Wiroj will also appeal to both younger and older generations, Tavida believes. Young voters will like him because he represents the more liberal Move Forward Party, which is aligned with the new generation. Older voters will appreciate him for his bold stances.
Wiroj has pushed for structural reforms and has openly attacked the practice of paying city officials “tea-money” for favorable treatment, calling it nothing short of bribery. He may also appeal to elderly voters since he is similar in character to the late colorful politician Samak Sundaravej, who served as Bangkok governor from 2000 to 2004 before a brief stint as prime minister in 2008.
Chadchart, though by no means young, is well known among the young generation and has an open and frank working style that may appeal to younger voters.
What do voters say?
Kansiree Urasayanantana, a 19-year-old university student, admits that the age of the candidates may influence her voting decision because she wants a Bangkok governor who will represent and understand her generation.
“People of different generations tend to have different perspectives,” she commented. She said the most important criteria to judge candidates by are integrity, vision, as well as modern and practical ideas.
Apichart Larnlua, 58-year-old businessman, said he would base his voting decision on candidates’ policies, personal qualifications and political affiliation. Of these three factors, personal qualifications count the most for Apichart.
“If you ask me now, I think I like Chadchart’s policies,” he added.
A 52-year-old media worker, meanwhile, said she and her family members had always voted for the Democrat Party. So, they would definitely vote for Suchatvee in the gubernatorial election.
“His profile is good too,” she said. “It’s not a difficult decision.”
Napaporn, 45, said her loyalty to the Democrat Party had wavered in recent years. She said she would vote for a candidate with good qualifications who can work independently.
Krissada, 32, said he did not have a favorite political party and would make his voting decision based solely on candidates’ qualifications or profiles.
Both voters spoke on the condition that their surnames were withheld.
What do opinion surveys say?
Chadchart is the front-runner, according to the opinion polls. Also notable in recent surveys of public opinion is that Chadchart, despite his age, is the favorite among Gen Z respondents.
Chadchart was the top pick for governor in a recent poll of 400 Gen Z students in Bangkok, drawing 37.3 percent support.

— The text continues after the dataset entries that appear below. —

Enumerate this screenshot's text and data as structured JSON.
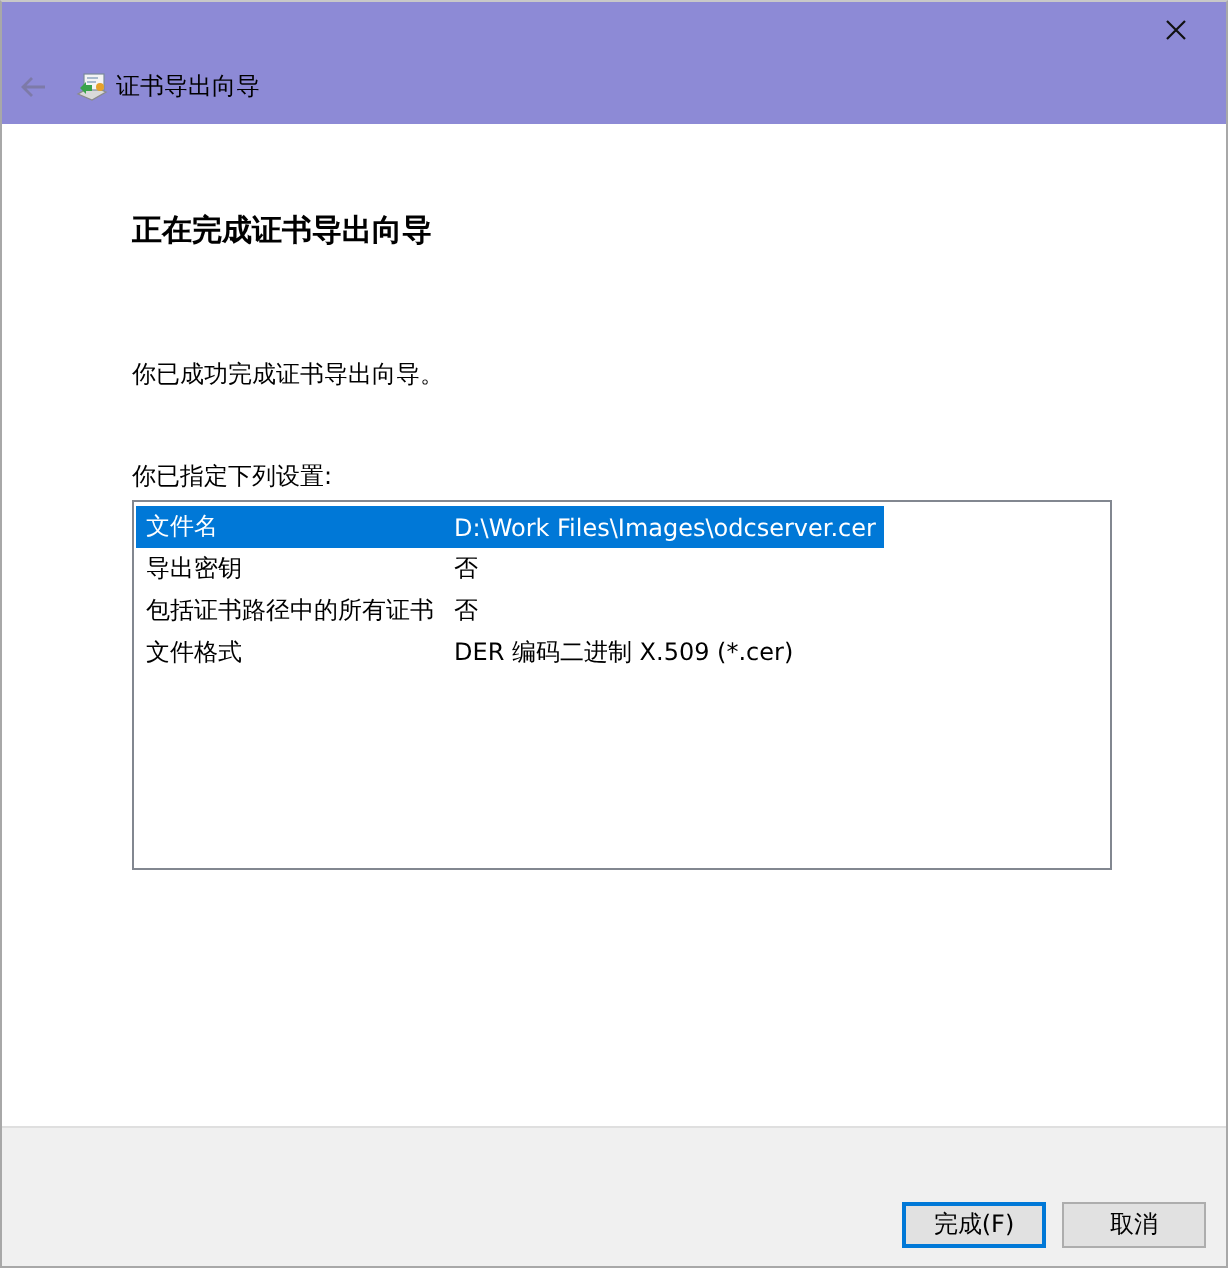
{
  "window": {
    "title": "证书导出向导",
    "back_disabled": true
  },
  "heading": "正在完成证书导出向导",
  "message": "你已成功完成证书导出向导。",
  "settings": {
    "label": "你已指定下列设置:",
    "rows": [
      {
        "name": "文件名",
        "value": "D:\\Work Files\\Images\\odcserver.cer",
        "selected": true
      },
      {
        "name": "导出密钥",
        "value": "否",
        "selected": false
      },
      {
        "name": "包括证书路径中的所有证书",
        "value": "否",
        "selected": false
      },
      {
        "name": "文件格式",
        "value": "DER 编码二进制 X.509 (*.cer)",
        "selected": false
      }
    ]
  },
  "buttons": [
    {
      "label": "完成(F)",
      "default": true
    },
    {
      "label": "取消",
      "default": false
    }
  ]
}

“The survey covered students from many universities,” said Asst Prof Dr. Chettha Sapyen, a political-science lecturer at Thon Buri Rajabhat University.
Coming in second at 23.9 percent was Wiroj, while Aswin placed third with the support of 9.7 percent of respondents.
“It should be noted that about 17.9 percent of the respondents were still undecided,” Chettha said.
A recent survey of students at Rangsit University’s Faculty of Political Science produced similar findings. Of 104 respondents, 84 threw their support behind Chachart. Wiroj came a distant second, while Suchatvee ranked third.
Assoc Prof Thamrongsak Petchlertanan of Rangsit University said the findings suggested that the influence of the older generations on younger generations’ beliefs has faded significantly because youngsters were getting more of their information from the internet – not just schools, textbooks, and adults around them.
“Also, schools’ influence and inculcation of political beliefs have weakened during the learn-from-home period in the wake of the COVID-19 outbreak,” he commented.
By Thai PBS World’s Political Desk